Recap before the Tax Year End


As tax-year end approaches (just 8 weeks to go!), we thought it might be handy to recap the things set to change in 6th April in case you might have missed them; some might benefit from you taking action ahead of time.

The main points affecting our clients are as follows:

It is also worth noting the CGT exemption and Dividend Allowance are set to halve again in April 2024.

Given the above, those that have accrued large capital gains may wish to ensure they realise enough gains to take full advantage of their annual exemptions for the current tax year (but please check with Lexington first, as you may have already used this allowance via the investments we look after for you).

If your only taxable investments are held with Lexington, we will check nearer the end of the tax year and contact those with substantial unused exemptions.

You can realise gains by selling shares, giving them away, or transferring them into an ISA or pension.

Strategies for reducing a CGT liability include:

However, each of the above require some degree of administration so it is important to act before you run out of time.

For dividends, the reduced allowance could increase your tax bill next year by as much as £394. If your taxable dividends come from investments, you could consider moving those investments into pensions or ISAs (if you have sufficient allowances available), or you could swap to investments with lower dividend yields; the dividend yields on Lexington portfolios are minimal.

If your dividends come from your own company, you can refer to our previous article which covered how the changes might affect how you choose to extract profit in the future.

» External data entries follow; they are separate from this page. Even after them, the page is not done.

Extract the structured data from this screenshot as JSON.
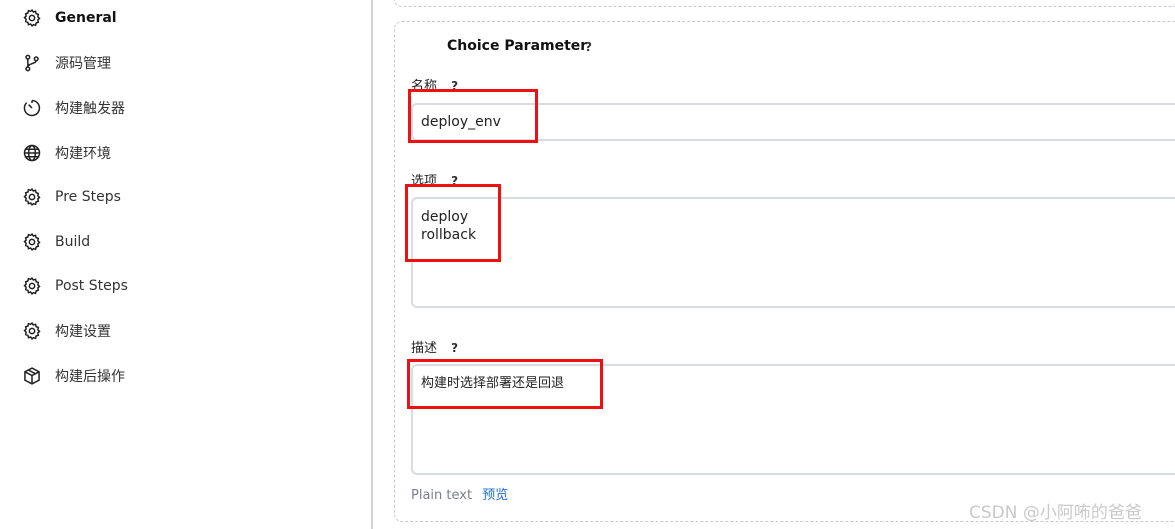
{
  "sidebar": {
    "items": [
      {
        "label": "General",
        "icon": "gear-icon",
        "active": true
      },
      {
        "label": "源码管理",
        "icon": "branch-icon"
      },
      {
        "label": "构建触发器",
        "icon": "timer-icon"
      },
      {
        "label": "构建环境",
        "icon": "globe-icon"
      },
      {
        "label": "Pre Steps",
        "icon": "gear-icon"
      },
      {
        "label": "Build",
        "icon": "gear-icon"
      },
      {
        "label": "Post Steps",
        "icon": "gear-icon"
      },
      {
        "label": "构建设置",
        "icon": "gear-icon"
      },
      {
        "label": "构建后操作",
        "icon": "package-icon"
      }
    ]
  },
  "param": {
    "title": "Choice Parameter",
    "help": "?",
    "name_label": "名称",
    "name_value": "deploy_env",
    "choices_label": "选项",
    "choices_value": "deploy\nrollback",
    "desc_label": "描述",
    "desc_value": "构建时选择部署还是回退",
    "plain_text": "Plain text",
    "preview": "预览"
  },
  "highlight_color": "#ee1111",
  "accent_color": "#1c6fd6",
  "watermark": "CSDN @小阿咘的爸爸"
}
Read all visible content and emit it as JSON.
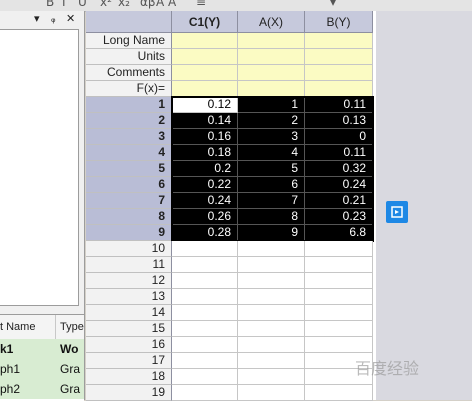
{
  "toolbar": {
    "glyphs": [
      "B",
      "I",
      "U",
      "x²",
      "x₂",
      "αβ",
      "A",
      "A",
      "≡",
      "▾"
    ]
  },
  "left_panel": {
    "pane_controls": {
      "dropdown": "▾",
      "pin": "ᵩ",
      "close": "✕"
    },
    "list": {
      "columns": [
        "t Name",
        "Type"
      ],
      "rows": [
        {
          "name": "k1",
          "type": "Wo",
          "bold": true
        },
        {
          "name": "ph1",
          "type": "Gra",
          "bold": false
        },
        {
          "name": "ph2",
          "type": "Gra",
          "bold": false
        }
      ]
    }
  },
  "grid": {
    "columns": [
      "C1(Y)",
      "A(X)",
      "B(Y)"
    ],
    "meta_rows": [
      "Long Name",
      "Units",
      "Comments",
      "F(x)="
    ],
    "data_rows": [
      [
        "0.12",
        "1",
        "0.11"
      ],
      [
        "0.14",
        "2",
        "0.13"
      ],
      [
        "0.16",
        "3",
        "0"
      ],
      [
        "0.18",
        "4",
        "0.11"
      ],
      [
        "0.2",
        "5",
        "0.32"
      ],
      [
        "0.22",
        "6",
        "0.24"
      ],
      [
        "0.24",
        "7",
        "0.21"
      ],
      [
        "0.26",
        "8",
        "0.23"
      ],
      [
        "0.28",
        "9",
        "6.8"
      ]
    ],
    "empty_row_numbers": [
      "10",
      "11",
      "12",
      "13",
      "14",
      "15",
      "16",
      "17",
      "18",
      "19"
    ]
  },
  "watermark": "百度经验",
  "colors": {
    "header_bg": "#c6c9dc",
    "meta_bg": "#fbfbc3",
    "selection_bg": "#000000",
    "selected_row_header": "#b9bdd6",
    "float_button": "#1e88e5",
    "list_highlight": "#d8ecd2"
  },
  "icons": {
    "float_button": "open-window-icon"
  }
}
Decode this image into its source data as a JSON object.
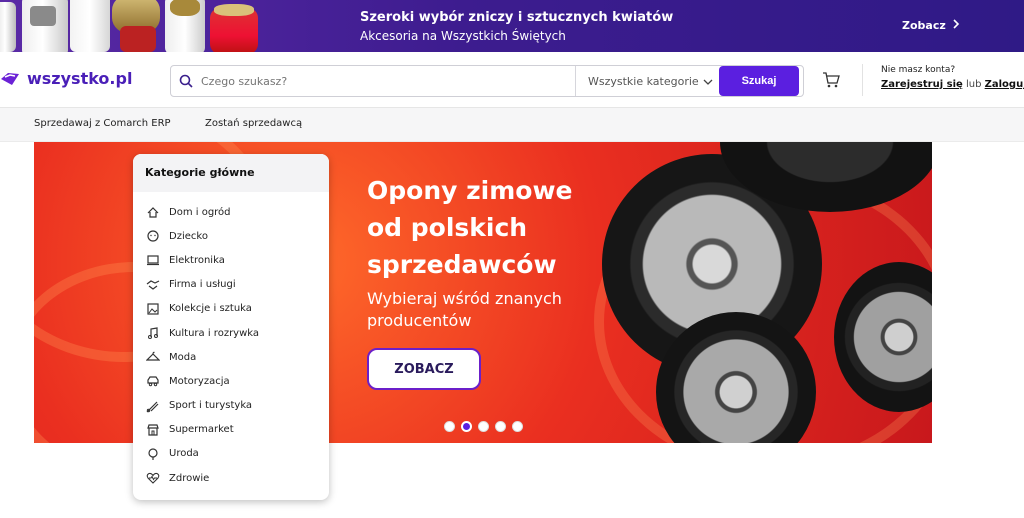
{
  "promo": {
    "line1": "Szeroki wybór zniczy i sztucznych kwiatów",
    "line2": "Akcesoria na Wszystkich Świętych",
    "cta": "Zobacz"
  },
  "header": {
    "logo": "wszystko.pl",
    "search_placeholder": "Czego szukasz?",
    "category_select": "Wszystkie kategorie",
    "search_button": "Szukaj",
    "account_question": "Nie masz konta?",
    "register": "Zarejestruj się",
    "or": "lub",
    "login": "Zaloguj"
  },
  "subnav": {
    "items": [
      "Sprzedawaj z Comarch ERP",
      "Zostań sprzedawcą"
    ]
  },
  "banner": {
    "headline": "Opony zimowe od polskich sprzedawców",
    "subline": "Wybieraj wśród znanych producentów",
    "cta": "ZOBACZ",
    "active_slide": 2,
    "slide_count": 5
  },
  "categories": {
    "title": "Kategorie główne",
    "items": [
      {
        "label": "Dom i ogród",
        "icon": "home-garden-icon"
      },
      {
        "label": "Dziecko",
        "icon": "child-icon"
      },
      {
        "label": "Elektronika",
        "icon": "laptop-icon"
      },
      {
        "label": "Firma i usługi",
        "icon": "handshake-icon"
      },
      {
        "label": "Kolekcje i sztuka",
        "icon": "picture-icon"
      },
      {
        "label": "Kultura i rozrywka",
        "icon": "music-note-icon"
      },
      {
        "label": "Moda",
        "icon": "hanger-icon"
      },
      {
        "label": "Motoryzacja",
        "icon": "car-icon"
      },
      {
        "label": "Sport i turystyka",
        "icon": "shuttlecock-icon"
      },
      {
        "label": "Supermarket",
        "icon": "store-icon"
      },
      {
        "label": "Uroda",
        "icon": "mirror-icon"
      },
      {
        "label": "Zdrowie",
        "icon": "heartbeat-icon"
      }
    ]
  },
  "colors": {
    "brand": "#5b1fe0",
    "promo_bg": "#3d1c8f",
    "banner_red": "#e8311f"
  }
}
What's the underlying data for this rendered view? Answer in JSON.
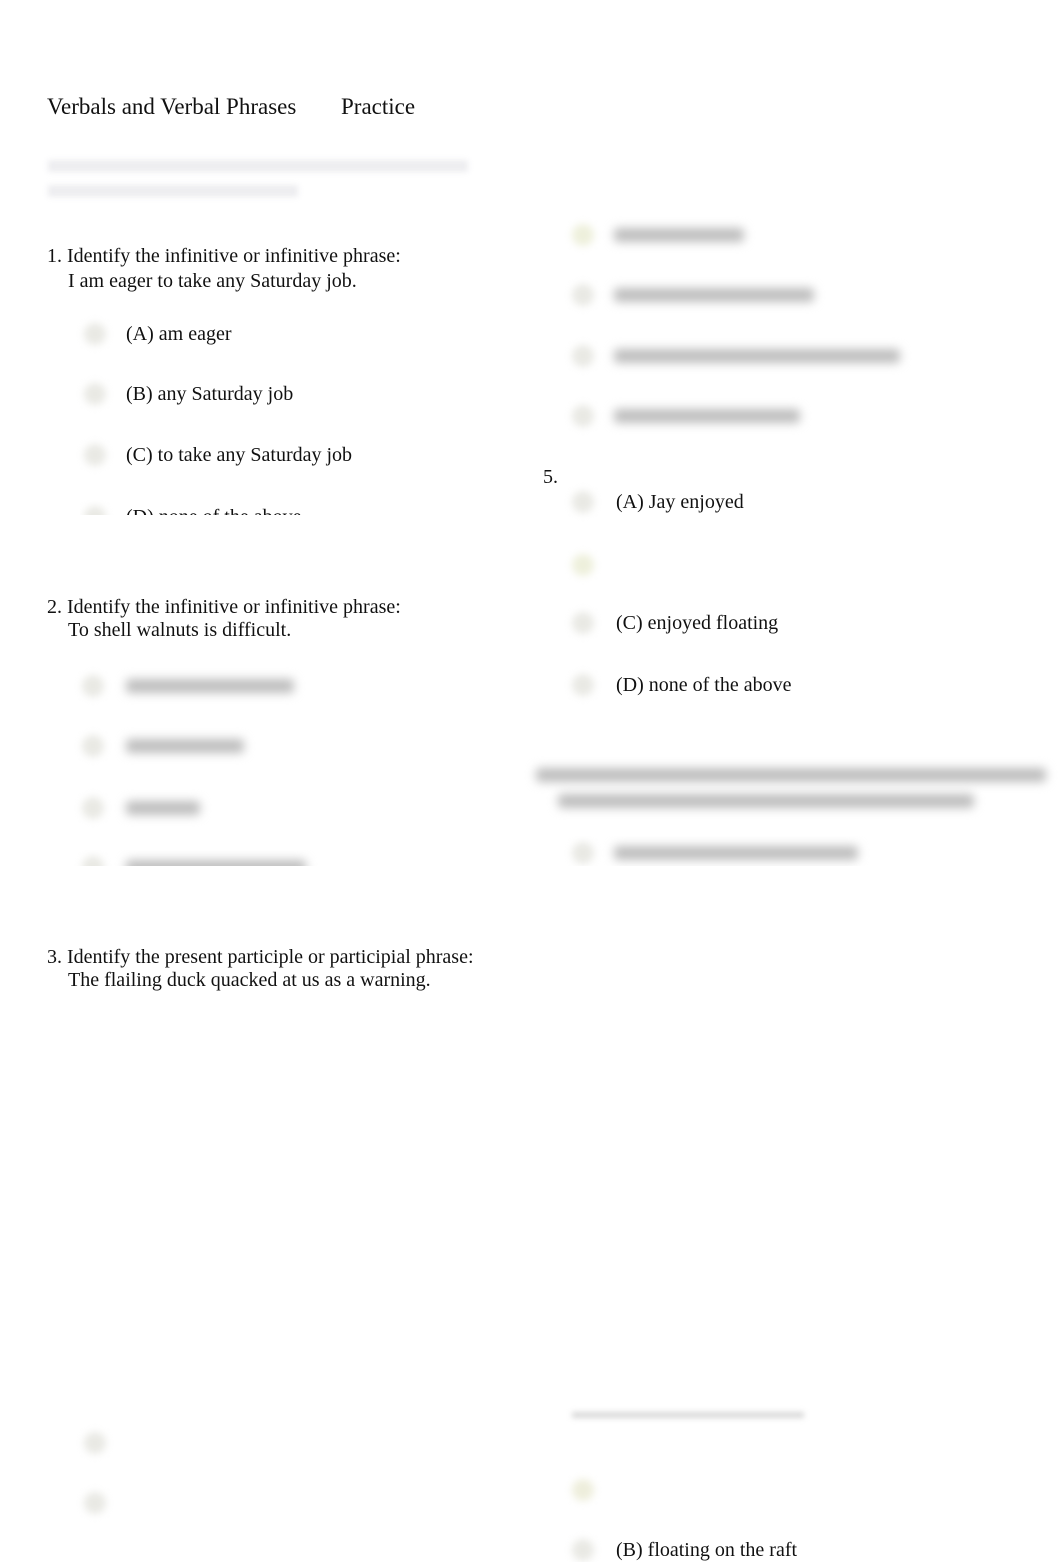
{
  "header": {
    "title": "Verbals and Verbal Phrases",
    "subtitle": "Practice"
  },
  "questions": [
    {
      "number": "1.",
      "prompt": "Identify the infinitive or infinitive phrase:",
      "sentence": "I am eager to take any Saturday job.",
      "options": [
        "(A) am eager",
        "(B) any Saturday job",
        "(C) to take any Saturday job",
        "(D) none of the above"
      ]
    },
    {
      "number": "2.",
      "prompt": "Identify the infinitive or infinitive phrase:",
      "sentence": "To shell walnuts is difficult."
    },
    {
      "number": "3.",
      "prompt": "Identify the present participle or participial phrase:",
      "sentence": "The flailing duck quacked at us as a warning."
    },
    {
      "number": "5.",
      "options": [
        "(A) Jay enjoyed",
        "(C) enjoyed floating",
        "(D) none of the above"
      ]
    },
    {
      "options": [
        "(B) floating on the raft"
      ]
    }
  ]
}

This article can be found here.

For Corporation Tax, the main rate will apply to profits above £250,000. There will be a ‘small profits rate’ of 19% for companies with profits under £50,000, with a marginal relief on the main rate for companies with profits between £50,000 and £250,000. You would need to speak to your accountant for more detail on how this affects your company and what you could do about it (N.B. contributions to your pension may be one way to reduce your taxable profits).

Unfortunately, the things that won’t change include the Personal Allowance, Basic Rate band, ISA Allowance, the Nil Rate Bands, or the Annual Allowance or Lifetime Allowance for pensions; this creates the ‘fiscal drag’ which forms part of the Chancellor’s plans to reduce borrowing and cut inflation via fiscal policy.

If you wish to discuss how these changes might impact your own finances, please contact Lexington.

Article by Lewis Pollexfen CFP